For information throughout pregnancy, we recommend using the NHS website. It has lots of useful information about common pregnancy symptoms and how your pregnancy and baby will develop week by week. The Sussex Local Maternity and Neonatal System (LMNS) website is also a useful resource to signpost you to information right through from pre-pregnancy to after birth.
It is recommended that all pregnant women and people take 400 micrograms (mcg) of folic acid each day. Ideally you should take this from before you are pregnant until you are 12 weeks pregnant.
The Department of Health also recommends that all adults, including pregnant women and breast/chest feeding people, need 10 micrograms (10mcg) of vitamin D a day. You should take a supplement containing this amount. For pregnant women and people with a BMI of 30+, 5mg of folic acid is the recommended dose. Contact your GP for a prescription.
Before or after pregnancy
If you are planning to become pregnant you should make sure you are up to date with all vaccinations. Ideally you should have had two doses of a rubella containing vaccine before you became pregnant.
You can help to protect you and your baby by getting vaccinated against flu and whooping cough during pregnancy.
Find out more about vaccinations and pregnancy on the Public Health website.
Get the latest information about COVID vaccines in pregnancy on the GOV.UK website.
Your baby’s movements in pregnancy
Feeling your baby move for the first time is special. You should begin to feel your baby move between 16 and 24 weeks of pregnancy. A baby’s movements can be described as anything from a kick, stretch, flutter, swish or jab.
If you have not felt your baby move by 24 weeks, tell your midwife. There are some reasons why you may not feel your baby move as early as you would expect, such as your body weight or the position that the baby is lying in. If you are pregnant with twins, you may not feel each baby’s movement until later.

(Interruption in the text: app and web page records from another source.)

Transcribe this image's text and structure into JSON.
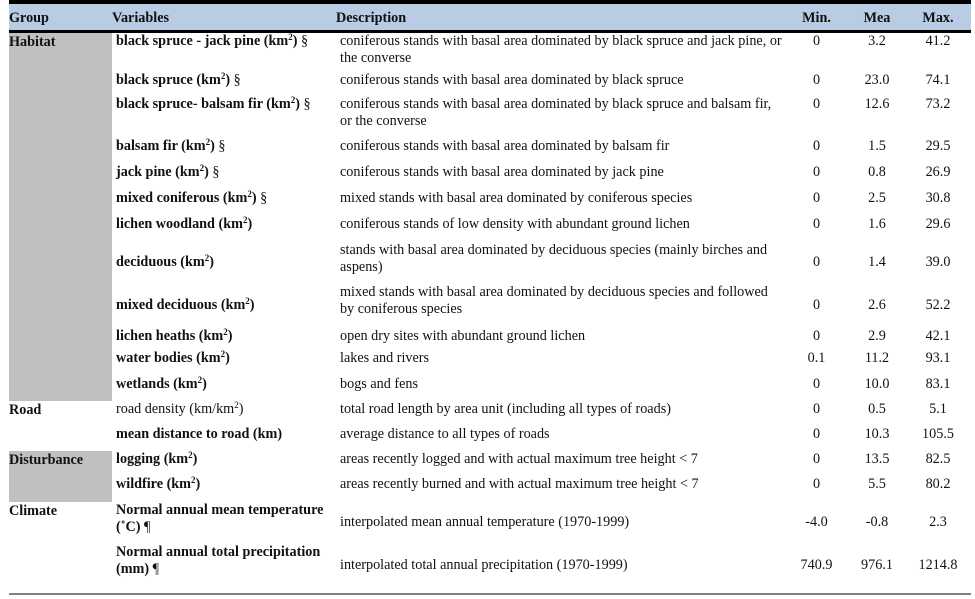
{
  "table": {
    "headers": {
      "group": "Group",
      "variables": "Variables",
      "description": "Description",
      "min": "Min.",
      "mean": "Mea",
      "max": "Max."
    },
    "groups": {
      "habitat": "Habitat",
      "road": "Road",
      "disturbance": "Disturbance",
      "climate": "Climate"
    },
    "rows": [
      {
        "group": "Habitat",
        "var_name": "black spruce - jack pine (km",
        "unit_sup": "2",
        "var_suffix": ")",
        "mark": " §",
        "description": "coniferous stands with basal area dominated by black spruce and jack pine, or the converse",
        "min": "0",
        "mean": "3.2",
        "max": "41.2"
      },
      {
        "group": "Habitat",
        "var_name": "black spruce (km",
        "unit_sup": "2",
        "var_suffix": ")",
        "mark": " §",
        "description": "coniferous stands with basal area dominated by black spruce",
        "min": "0",
        "mean": "23.0",
        "max": "74.1"
      },
      {
        "group": "Habitat",
        "var_name": "black spruce- balsam fir (km",
        "unit_sup": "2",
        "var_suffix": ")",
        "mark": " §",
        "description": "coniferous stands with basal area dominated by black spruce and balsam fir, or the converse",
        "min": "0",
        "mean": "12.6",
        "max": "73.2"
      },
      {
        "group": "Habitat",
        "var_name": "balsam fir (km",
        "unit_sup": "2",
        "var_suffix": ")",
        "mark": " §",
        "description": "coniferous stands with basal area dominated by balsam fir",
        "min": "0",
        "mean": "1.5",
        "max": "29.5"
      },
      {
        "group": "Habitat",
        "var_name": "jack pine (km",
        "unit_sup": "2",
        "var_suffix": ")",
        "mark": " §",
        "description": "coniferous stands with basal area dominated by jack pine",
        "min": "0",
        "mean": "0.8",
        "max": "26.9"
      },
      {
        "group": "Habitat",
        "var_name": "mixed coniferous (km",
        "unit_sup": "2",
        "var_suffix": ")",
        "mark": " §",
        "description": "mixed stands with basal area dominated by coniferous species",
        "min": "0",
        "mean": "2.5",
        "max": "30.8"
      },
      {
        "group": "Habitat",
        "var_name": "lichen woodland (km",
        "unit_sup": "2",
        "var_suffix": ")",
        "mark": "",
        "description": "coniferous stands of low density with abundant ground lichen",
        "min": "0",
        "mean": "1.6",
        "max": "29.6"
      },
      {
        "group": "Habitat",
        "var_name": "deciduous (km",
        "unit_sup": "2",
        "var_suffix": ")",
        "mark": "",
        "description": "stands with basal area dominated by deciduous species (mainly birches and aspens)",
        "min": "0",
        "mean": "1.4",
        "max": "39.0"
      },
      {
        "group": "Habitat",
        "var_name": "mixed deciduous (km",
        "unit_sup": "2",
        "var_suffix": ")",
        "mark": "",
        "description": "mixed stands with basal area dominated by deciduous species and followed by coniferous species",
        "min": "0",
        "mean": "2.6",
        "max": "52.2"
      },
      {
        "group": "Habitat",
        "var_name": "lichen heaths (km",
        "unit_sup": "2",
        "var_suffix": ")",
        "mark": "",
        "description": "open dry sites with abundant ground lichen",
        "min": "0",
        "mean": "2.9",
        "max": "42.1"
      },
      {
        "group": "Habitat",
        "var_name": "water bodies (km",
        "unit_sup": "2",
        "var_suffix": ")",
        "mark": "",
        "description": "lakes and rivers",
        "min": "0.1",
        "mean": "11.2",
        "max": "93.1"
      },
      {
        "group": "Habitat",
        "var_name": "wetlands (km",
        "unit_sup": "2",
        "var_suffix": ")",
        "mark": "",
        "description": "bogs and fens",
        "min": "0",
        "mean": "10.0",
        "max": "83.1"
      },
      {
        "group": "Road",
        "var_name": "road density (km/km",
        "unit_sup": "2",
        "var_suffix": ")",
        "mark": "",
        "description": "total road length by area unit (including all types of roads)",
        "min": "0",
        "mean": "0.5",
        "max": "5.1"
      },
      {
        "group": "Road",
        "var_name": "mean distance to road (km)",
        "unit_sup": "",
        "var_suffix": "",
        "mark": "",
        "description": "average distance to all types of roads",
        "min": "0",
        "mean": "10.3",
        "max": "105.5"
      },
      {
        "group": "Disturbance",
        "var_name": "logging (km",
        "unit_sup": "2",
        "var_suffix": ")",
        "mark": "",
        "description": "areas recently logged and with actual maximum tree height < 7",
        "min": "0",
        "mean": "13.5",
        "max": "82.5"
      },
      {
        "group": "Disturbance",
        "var_name": "wildfire (km",
        "unit_sup": "2",
        "var_suffix": ")",
        "mark": "",
        "description": "areas recently burned and with actual maximum tree height < 7",
        "min": "0",
        "mean": "5.5",
        "max": "80.2"
      },
      {
        "group": "Climate",
        "var_name": "Normal annual mean temperature (˚C)",
        "unit_sup": "",
        "var_suffix": "",
        "mark": " ¶",
        "description": "interpolated mean annual temperature (1970-1999)",
        "min": "-4.0",
        "mean": "-0.8",
        "max": "2.3"
      },
      {
        "group": "Climate",
        "var_name": "Normal annual total precipitation (mm)",
        "unit_sup": "",
        "var_suffix": "",
        "mark": " ¶",
        "description": "interpolated total annual precipitation (1970-1999)",
        "min": "740.9",
        "mean": "976.1",
        "max": "1214.8"
      }
    ]
  }
}
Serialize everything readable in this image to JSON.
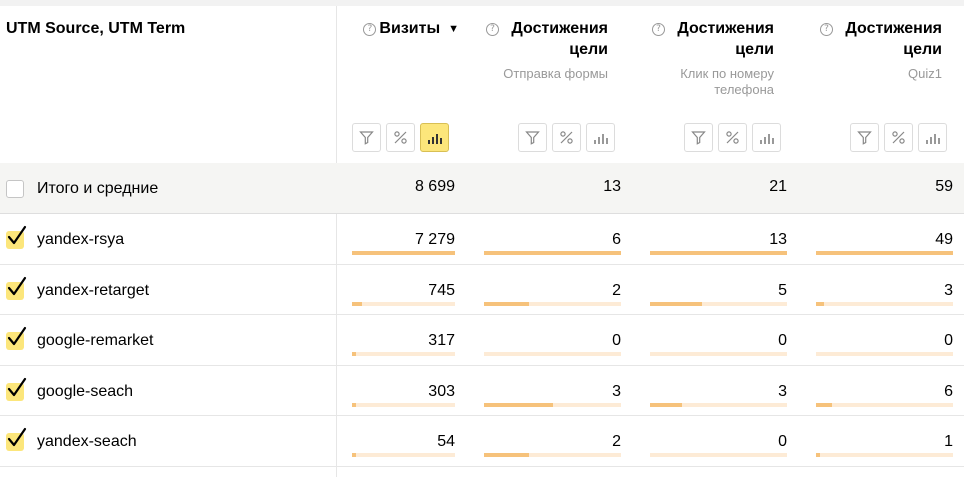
{
  "dimension_header": "UTM Source, UTM Term",
  "columns": [
    {
      "title": "Визиты",
      "subtitle": "",
      "sorted": true,
      "sort_icon": "sort-desc-icon",
      "total": "8 699"
    },
    {
      "title": "Достижения цели",
      "subtitle": "Отправка формы",
      "sorted": false,
      "total": "13"
    },
    {
      "title": "Достижения цели",
      "subtitle": "Клик по номеру телефона",
      "sorted": false,
      "total": "21"
    },
    {
      "title": "Достижения цели",
      "subtitle": "Quiz1",
      "sorted": false,
      "total": "59"
    }
  ],
  "toolbar_buttons": [
    "filter-icon",
    "percent-icon",
    "bar-chart-icon"
  ],
  "total_row": {
    "label": "Итого и средние",
    "checked": false
  },
  "rows": [
    {
      "label": "yandex-rsya",
      "checked": true,
      "values": [
        "7 279",
        "6",
        "13",
        "49"
      ],
      "fractions": [
        1.0,
        1.0,
        1.0,
        1.0
      ]
    },
    {
      "label": "yandex-retarget",
      "checked": true,
      "values": [
        "745",
        "2",
        "5",
        "3"
      ],
      "fractions": [
        0.1,
        0.33,
        0.38,
        0.06
      ]
    },
    {
      "label": "google-remarket",
      "checked": true,
      "values": [
        "317",
        "0",
        "0",
        "0"
      ],
      "fractions": [
        0.04,
        0.0,
        0.0,
        0.0
      ]
    },
    {
      "label": "google-seach",
      "checked": true,
      "values": [
        "303",
        "3",
        "3",
        "6"
      ],
      "fractions": [
        0.04,
        0.5,
        0.23,
        0.12
      ]
    },
    {
      "label": "yandex-seach",
      "checked": true,
      "values": [
        "54",
        "2",
        "0",
        "1"
      ],
      "fractions": [
        0.01,
        0.33,
        0.0,
        0.02
      ]
    }
  ],
  "colors": {
    "accent": "#fce67b",
    "bar_fill": "#f6c27b",
    "bar_track": "#fdebd6",
    "total_bg": "#f5f5f3"
  }
}
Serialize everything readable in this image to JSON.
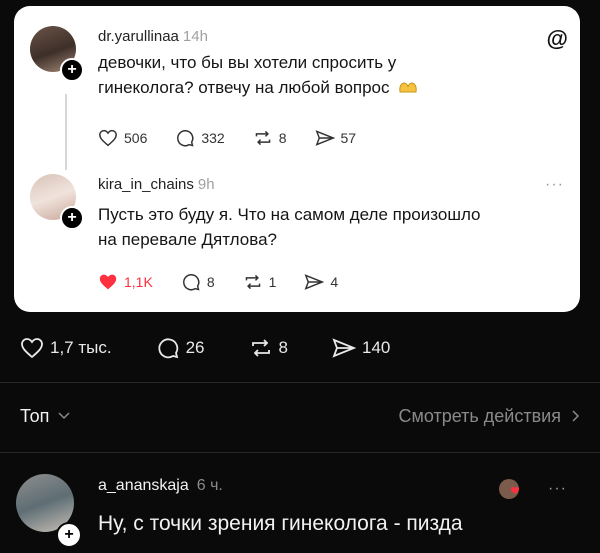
{
  "quoted_card": {
    "post1": {
      "username": "dr.yarullinaa",
      "time": "14h",
      "line1": "девочки, что бы вы хотели спросить у",
      "line2": "гинеколога? отвечу на любой вопрос",
      "likes": "506",
      "comments": "332",
      "reposts": "8",
      "shares": "57"
    },
    "post2": {
      "username": "kira_in_chains",
      "time": "9h",
      "more": "···",
      "line1": "Пусть это буду я. Что на самом деле произошло",
      "line2": "на перевале Дятлова?",
      "likes": "1,1K",
      "comments": "8",
      "reposts": "1",
      "shares": "4"
    },
    "logo": "@"
  },
  "stats": {
    "likes": "1,7 тыс.",
    "comments": "26",
    "reposts": "8",
    "shares": "140"
  },
  "sort": {
    "label": "Топ",
    "see_actions": "Смотреть действия"
  },
  "comment": {
    "username": "a_ananskaja",
    "time": "6 ч.",
    "more": "···",
    "text": "Ну, с точки зрения гинеколога - пизда"
  },
  "colors": {
    "like_red": "#ff3040",
    "background": "#0a0a0a"
  }
}
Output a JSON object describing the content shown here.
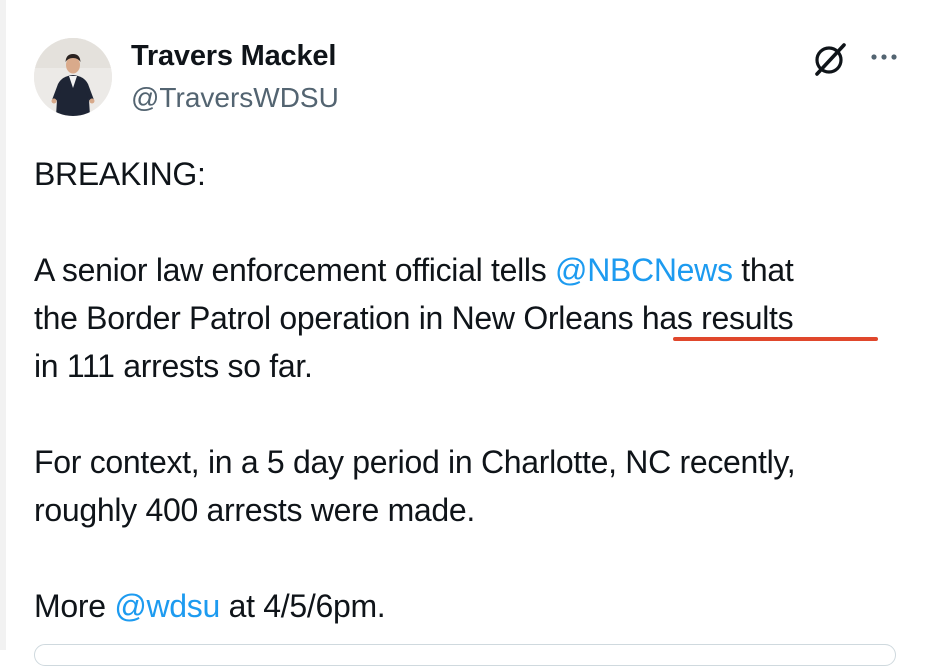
{
  "author": {
    "display_name": "Travers Mackel",
    "handle": "@TraversWDSU"
  },
  "header_icons": {
    "grok": "grok-icon",
    "more": "more-icon"
  },
  "tweet": {
    "line_breaking": "BREAKING:",
    "p2_a": "A senior law enforcement official tells ",
    "p2_mention": "@NBCNews",
    "p2_b": " that",
    "p2_c": "the Border Patrol operation in New Orleans has results",
    "p2_d": "in 111 arrests so far.",
    "p3_a": "For context, in a 5 day period in Charlotte, NC recently,",
    "p3_b": "roughly 400 arrests were made.",
    "p4_a": "More ",
    "p4_mention": "@wdsu",
    "p4_b": " at 4/5/6pm."
  },
  "colors": {
    "mention": "#1d9bf0",
    "handle": "#536471",
    "annotation_underline": "#e0472c"
  }
}
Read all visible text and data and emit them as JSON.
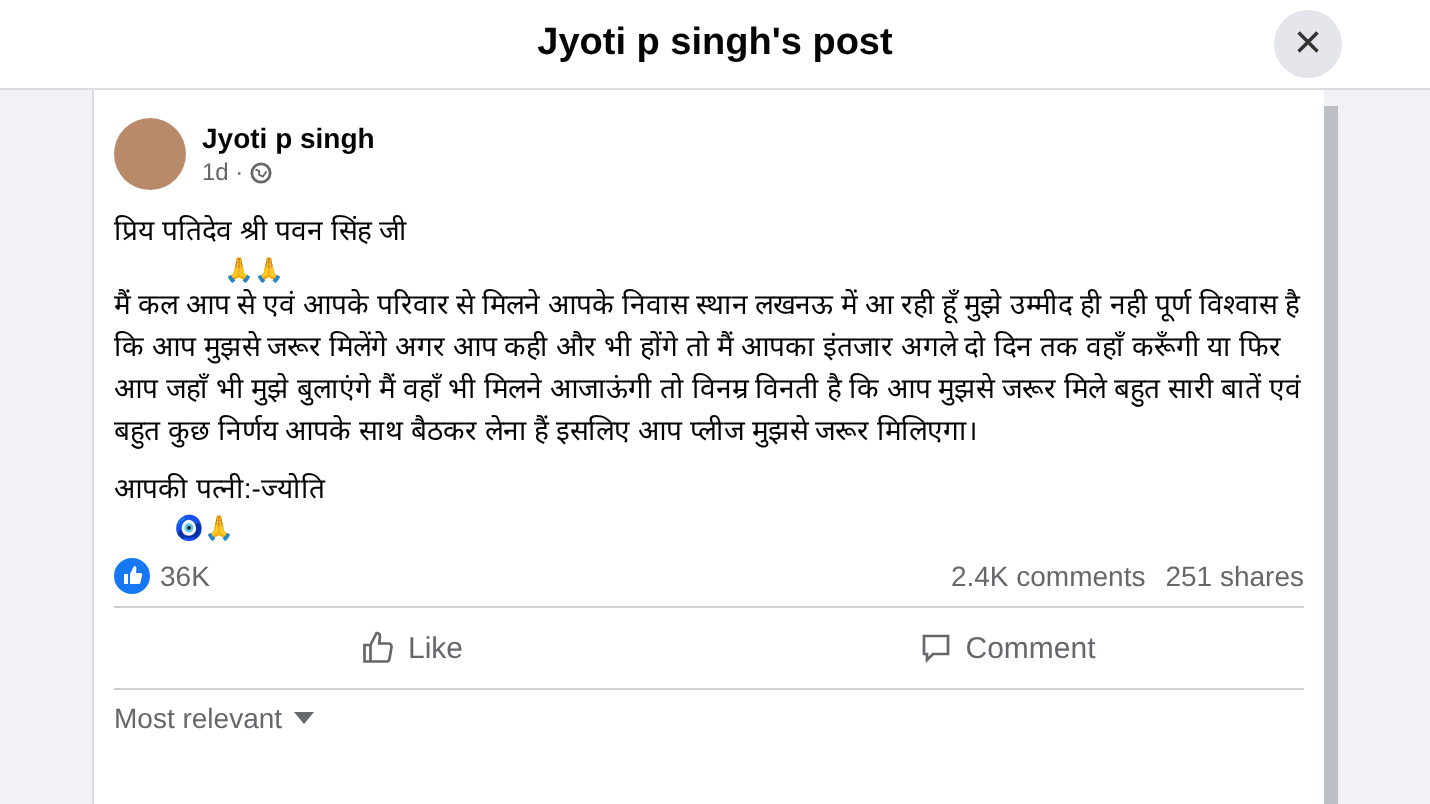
{
  "dialog": {
    "title": "Jyoti p singh's post",
    "close": "×"
  },
  "post": {
    "author": "Jyoti p singh",
    "time": "1d ·",
    "greeting": "प्रिय पतिदेव श्री पवन सिंह जी",
    "emoji_line": "🙏🙏",
    "body": "मैं कल आप से एवं आपके परिवार से मिलने आपके निवास स्थान लखनऊ में आ रही हूँ मुझे उम्मीद ही नही पूर्ण विश्वास है कि आप मुझसे जरूर मिलेंगे अगर आप कही और भी होंगे तो मैं आपका इंतजार अगले दो दिन तक वहाँ करूँगी या फिर आप जहाँ भी मुझे बुलाएंगे  मैं वहाँ भी मिलने आजाऊंगी तो विनम्र विनती है कि आप मुझसे जरूर मिले बहुत सारी बातें एवं बहुत कुछ निर्णय आपके साथ बैठकर लेना हैं इसलिए आप प्लीज मुझसे जरूर मिलिएगा।",
    "signature": "आपकी पत्नी:-ज्योति",
    "signature_emoji": "🧿🙏",
    "likes": "36K",
    "comments": "2.4K comments",
    "shares": "251 shares"
  },
  "actions": [
    {
      "kind": "like",
      "label": "Like"
    },
    {
      "kind": "comment",
      "label": "Comment"
    }
  ],
  "sort": {
    "label": "Most relevant"
  }
}
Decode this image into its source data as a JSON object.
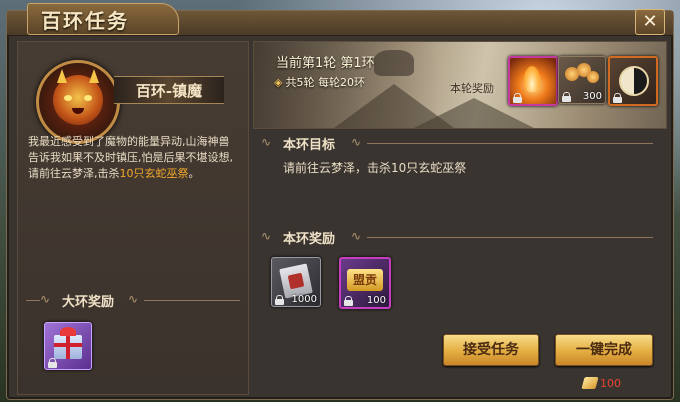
{
  "window": {
    "title": "百环任务",
    "close_icon": "✕"
  },
  "boss": {
    "name": "百环-镇魔",
    "icon": "demon-mask-icon"
  },
  "story": {
    "text_before": "我最近感受到了魔物的能量异动,山海神兽告诉我如果不及时镇压,怕是后果不堪设想,请前往云梦泽,击杀",
    "highlight": "10只玄蛇巫祭",
    "text_after": "。"
  },
  "big_reward": {
    "label": "大环奖励",
    "items": [
      {
        "icon": "gift-box-icon",
        "locked": true
      }
    ]
  },
  "round": {
    "current": "当前第1轮 第1环",
    "total": "共5轮 每轮20环",
    "reward_label": "本轮奖励",
    "items": [
      {
        "icon": "flame-icon",
        "locked": true,
        "count": ""
      },
      {
        "icon": "coins-icon",
        "locked": true,
        "count": "300"
      },
      {
        "icon": "bagua-icon",
        "locked": true,
        "count": ""
      }
    ]
  },
  "goal": {
    "label": "本环目标",
    "text": "请前往云梦泽，击杀10只玄蛇巫祭"
  },
  "ring_reward": {
    "label": "本环奖励",
    "items": [
      {
        "icon": "scroll-icon",
        "locked": true,
        "count": "1000"
      },
      {
        "icon": "guild-token-icon",
        "icon_text": "盟贡",
        "locked": true,
        "count": "100"
      }
    ]
  },
  "buttons": {
    "accept": "接受任务",
    "complete": "一键完成"
  },
  "cost": {
    "icon": "ingot-icon",
    "value": "100"
  },
  "colors": {
    "accent": "#e4ad41",
    "highlight": "#f2a72b",
    "cost": "#e8442e"
  }
}
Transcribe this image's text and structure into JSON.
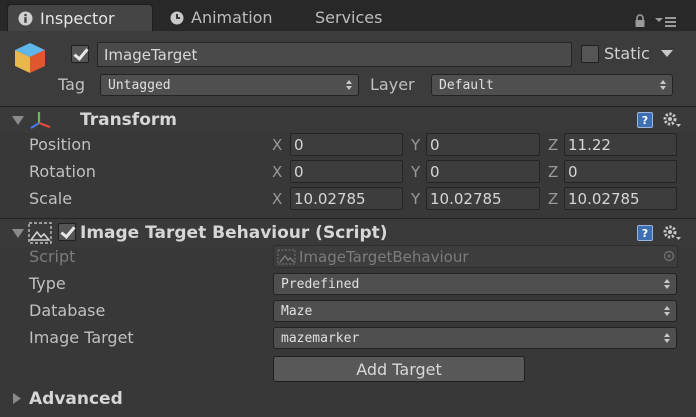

Your baby’s movement is a sign of their wellbeing. Get to know your baby’s normal pattern of movement so that you are aware of any changes. You should try to get to know when your baby is most active so you can tell if they are moving less or if they have stopped moving. If your baby is moving less, it could be the first sign that they are unwell or are not growing properly in the womb.
Stillbirth affects 1 in 200 babies after 24 weeks’ gestation. A reduction in your baby’s movements may indicate an increased risk of stillbirth. There are other factors that could affect the movements of your baby; e.g., drugs, pain relief, sedatives, alcohol and smoking. We recommend that pregnant people and their partners get help to quit smoking.
At 36 to 42 weeks, it is important to recognise that movements may feel different to what you are used to, but the amount of movement shouldn’t change. You should feel your baby move right up to the point you go into labour.
If you have noticed any change in your baby’s movements, do not wait. Call our Maternity Triage advice line (24 hours, 7 days a week).
Royal Sussex County Hospital
Call 01273 664793
Princess Royal Hospital
Call (extn 8176) 01444 441881
Worthing and St Richard’s hospitals
Call 01903 285 269
- Health Things You Should Know in Pregnancy (sussexlmns.org)
- Support | Advice during pregnancy (sussexlmns.org)
- Feeling your baby move ENGLISH.pdf (tommys.org)
- Your baby’s movements in pregnancy (RCOG)
- You baby’s movements (NHS)
- Keeping well in pregnancy – NHS
- Pregnancy and COVID – NHS
- Pregnancy week-by-week – NHS
- Sussex WEPP | Sussex Wellbeing & Exercise in Pregnancy (sussexlmns.org)